Six key areas small business owners should focus on to maintain control
Special to the NNBV
There’s a lot to consider when you have a small business in the process of growing and improving, and it’s not always easy to know where to focus your efforts. In fact, often it might feel like your business just won’t cooperate and you’re losing control.
How do you stay on track and help your business live up to its potential? Here are six areas that are critical to establishing a solid foundation for growth.
Sales figures can help you determine revenue and inventory purchases, so keeping accurate records is important. Implement detailed policies and procedures for all types of sales, whether it be cash, checks, credit cards or online sales.
Consider using an invoicing system when shipping goods and having proof of delivery. Be sure to check invoices against sales and payments to ensure everything matches up.
2. Accounts receivable
Income from your operations keeps your business going, so making sure you collect—on time—is very important. Establish collection policies in writing, and make sure to follow through on implementing these policies. Here are some ideas:
• Establish a solid system for billing, such as numerical or batch processing
• Have a timely review process for all accounts

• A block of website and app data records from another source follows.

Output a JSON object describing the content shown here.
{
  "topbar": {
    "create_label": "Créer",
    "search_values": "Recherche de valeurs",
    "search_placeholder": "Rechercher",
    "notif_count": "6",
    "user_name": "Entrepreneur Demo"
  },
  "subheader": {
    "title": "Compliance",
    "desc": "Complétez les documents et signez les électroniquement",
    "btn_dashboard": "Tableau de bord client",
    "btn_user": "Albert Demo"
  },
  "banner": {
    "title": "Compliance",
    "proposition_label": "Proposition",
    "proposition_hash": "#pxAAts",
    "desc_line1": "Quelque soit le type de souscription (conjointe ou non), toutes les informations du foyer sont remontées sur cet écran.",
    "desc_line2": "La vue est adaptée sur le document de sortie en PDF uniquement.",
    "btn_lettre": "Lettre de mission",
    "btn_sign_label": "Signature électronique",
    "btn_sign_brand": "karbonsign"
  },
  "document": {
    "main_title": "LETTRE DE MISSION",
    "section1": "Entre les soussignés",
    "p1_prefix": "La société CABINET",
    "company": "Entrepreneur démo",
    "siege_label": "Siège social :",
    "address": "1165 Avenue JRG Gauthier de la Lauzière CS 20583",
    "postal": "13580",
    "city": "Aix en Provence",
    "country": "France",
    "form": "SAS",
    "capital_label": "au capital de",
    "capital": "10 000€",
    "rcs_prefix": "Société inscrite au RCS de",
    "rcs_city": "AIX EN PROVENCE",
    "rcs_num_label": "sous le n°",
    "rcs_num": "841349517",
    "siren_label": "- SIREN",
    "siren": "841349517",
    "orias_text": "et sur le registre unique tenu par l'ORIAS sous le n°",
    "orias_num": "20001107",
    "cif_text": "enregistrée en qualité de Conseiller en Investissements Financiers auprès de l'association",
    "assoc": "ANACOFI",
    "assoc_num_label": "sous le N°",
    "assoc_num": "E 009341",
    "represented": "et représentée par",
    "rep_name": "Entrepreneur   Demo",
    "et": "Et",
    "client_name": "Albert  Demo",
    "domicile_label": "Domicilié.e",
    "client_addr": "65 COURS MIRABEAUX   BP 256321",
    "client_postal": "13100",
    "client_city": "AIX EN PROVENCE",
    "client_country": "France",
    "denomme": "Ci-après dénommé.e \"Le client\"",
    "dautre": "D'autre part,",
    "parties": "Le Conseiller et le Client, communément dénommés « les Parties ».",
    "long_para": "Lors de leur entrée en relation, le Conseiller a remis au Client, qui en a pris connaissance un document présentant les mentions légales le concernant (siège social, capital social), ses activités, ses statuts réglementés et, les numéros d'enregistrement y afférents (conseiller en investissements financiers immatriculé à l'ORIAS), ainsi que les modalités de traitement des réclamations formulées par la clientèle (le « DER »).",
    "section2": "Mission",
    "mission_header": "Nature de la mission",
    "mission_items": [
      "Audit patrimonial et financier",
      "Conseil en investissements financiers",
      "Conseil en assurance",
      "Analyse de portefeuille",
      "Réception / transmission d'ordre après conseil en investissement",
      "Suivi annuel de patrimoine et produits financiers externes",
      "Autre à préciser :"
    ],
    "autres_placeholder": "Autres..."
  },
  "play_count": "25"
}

• Keep your accounts receivable separate from cash
• Have security measures in place for communicating
3. Accounts Payable
Keeping up on payments to other businesses can help you establish a trustworthy reputation. Unfortunately, AP is an area many businesses struggle with.
To stay out of hot water in this area, consider setting up procedures for cross checking payments; always check pricing options from competitors and vendors; and be sure that billing amounts are being entered correctly.
Businesses that accept cash (especially lots of cash) are at a high risk of loss due to theft or other discrepancies and errors.
Keep your cash in control by having employees balance cash at the end of their shifts, have controls in place to ensure employees can’t pocket the cash without entering the transaction, check and reconcile bank balances regularly, keep all cash payment methods secure, and pay attention to your business’s cash flows.
5. Human resources and payroll
Technology has made it easier for hackers, scammers and even bad-egg employees to commit fraud or other harm to your business. To keep your people (and your business) safe, consider the following:
• Require password updates regularly for you and your employees, and make sure to keep all passwords safe and not written down.
• When it comes to payroll, review the details and checks/direct deposits to make sure pay is being disbursed properly.
• Pay attention to any differences between payroll expenses and monthly budgets. This could be a red flag that someone or something has gotten access to your books.
6. Physical assets
The physical assets your business owns, such as machinery or laptops, are of great value to your business. With laptops and other electronics, make sure they are safeguarded or locked up.
This can help prevent theft and data breaches or other cyber-crimes. Record asset purchases and monitor use and depreciation on them to stay up-to-date on their value.
Also consider setting a usage policy so assets aren’t falling into the wrong hands or being mishandled.
While there are many areas of your business that deserve your time and attention, these are some areas that can help you keep control over the growth and direction of your business.
Your business adviser should be able to help you set goals and policies to ensure that everything is running smoothly in your business. By talking through these and other metrics, you can put your focus back on your business and managing its success.
Dexter Ramsey is a CPA and tax manager at Eide Bailly who helps clients comply with tax laws and think proactively about their business challenges and opportunities. Learn more at http://www.eidebailly.com.
The goal is to benefit Northern Nevada’s agriculture and ranching industries by developing solutions to environmental effects created by current concentrated animal feeding operations, or CAFOs.